▶ _Problem to work on_: Lines from the material below that hold the string "Informacje" are what is needed; copy each of them.

▶ _Records for this task_:
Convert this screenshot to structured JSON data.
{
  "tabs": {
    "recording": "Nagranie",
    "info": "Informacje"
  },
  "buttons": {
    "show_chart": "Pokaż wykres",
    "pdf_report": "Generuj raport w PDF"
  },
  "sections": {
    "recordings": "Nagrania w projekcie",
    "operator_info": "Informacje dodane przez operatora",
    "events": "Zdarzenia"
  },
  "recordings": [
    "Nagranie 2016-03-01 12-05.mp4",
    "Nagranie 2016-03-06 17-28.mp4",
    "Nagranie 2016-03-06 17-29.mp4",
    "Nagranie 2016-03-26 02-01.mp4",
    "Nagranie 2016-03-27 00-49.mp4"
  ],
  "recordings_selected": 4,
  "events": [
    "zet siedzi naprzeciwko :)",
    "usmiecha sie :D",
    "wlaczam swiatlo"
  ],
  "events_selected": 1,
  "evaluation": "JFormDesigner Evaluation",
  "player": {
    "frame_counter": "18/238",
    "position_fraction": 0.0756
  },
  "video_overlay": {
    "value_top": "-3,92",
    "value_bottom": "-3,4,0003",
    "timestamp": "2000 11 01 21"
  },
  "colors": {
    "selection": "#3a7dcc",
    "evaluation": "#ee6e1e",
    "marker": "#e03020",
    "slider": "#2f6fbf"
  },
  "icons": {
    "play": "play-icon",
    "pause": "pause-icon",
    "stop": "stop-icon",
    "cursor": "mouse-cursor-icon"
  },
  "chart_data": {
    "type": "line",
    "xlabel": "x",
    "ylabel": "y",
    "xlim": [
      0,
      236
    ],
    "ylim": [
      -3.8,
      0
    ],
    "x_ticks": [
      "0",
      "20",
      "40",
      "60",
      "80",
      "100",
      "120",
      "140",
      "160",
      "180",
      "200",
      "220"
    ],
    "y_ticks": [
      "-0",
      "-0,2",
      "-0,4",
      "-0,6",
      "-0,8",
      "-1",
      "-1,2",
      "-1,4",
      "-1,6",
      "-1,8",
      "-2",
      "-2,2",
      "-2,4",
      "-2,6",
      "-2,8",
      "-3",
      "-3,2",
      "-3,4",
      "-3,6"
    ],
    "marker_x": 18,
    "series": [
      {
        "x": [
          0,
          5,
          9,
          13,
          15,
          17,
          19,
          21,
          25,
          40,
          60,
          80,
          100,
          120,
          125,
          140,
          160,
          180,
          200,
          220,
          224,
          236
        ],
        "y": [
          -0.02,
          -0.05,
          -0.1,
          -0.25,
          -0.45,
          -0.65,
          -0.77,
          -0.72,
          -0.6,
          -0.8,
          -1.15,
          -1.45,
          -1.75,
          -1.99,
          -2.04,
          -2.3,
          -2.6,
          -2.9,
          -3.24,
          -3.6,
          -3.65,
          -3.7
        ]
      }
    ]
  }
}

▶ _Output of the task_:
    "info": "Informacje"
    "operator_info": "Informacje dodane przez operatora",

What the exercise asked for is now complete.